THE TASK: Please show every line from the entries that carries the word "Determine".

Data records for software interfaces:
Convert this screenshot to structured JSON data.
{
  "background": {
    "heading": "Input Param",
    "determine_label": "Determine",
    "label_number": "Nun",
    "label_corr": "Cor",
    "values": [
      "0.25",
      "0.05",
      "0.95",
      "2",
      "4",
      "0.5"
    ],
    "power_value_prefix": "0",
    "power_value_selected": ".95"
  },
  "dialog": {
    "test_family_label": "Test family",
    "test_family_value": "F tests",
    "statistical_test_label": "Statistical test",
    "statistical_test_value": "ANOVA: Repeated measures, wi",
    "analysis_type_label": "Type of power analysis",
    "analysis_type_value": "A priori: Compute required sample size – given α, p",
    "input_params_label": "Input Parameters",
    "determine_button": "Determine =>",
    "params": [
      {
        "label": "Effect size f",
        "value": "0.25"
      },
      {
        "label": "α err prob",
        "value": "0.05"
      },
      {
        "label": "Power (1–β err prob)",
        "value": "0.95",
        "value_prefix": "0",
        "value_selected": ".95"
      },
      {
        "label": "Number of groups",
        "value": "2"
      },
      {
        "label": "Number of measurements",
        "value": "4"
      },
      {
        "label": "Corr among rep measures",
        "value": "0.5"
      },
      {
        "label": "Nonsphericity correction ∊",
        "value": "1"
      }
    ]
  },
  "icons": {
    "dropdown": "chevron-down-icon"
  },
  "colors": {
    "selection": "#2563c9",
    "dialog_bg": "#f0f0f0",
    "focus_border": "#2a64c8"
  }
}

RESULT OF THIS TASK:
    "determine_label": "Determine",
    "determine_button": "Determine =>",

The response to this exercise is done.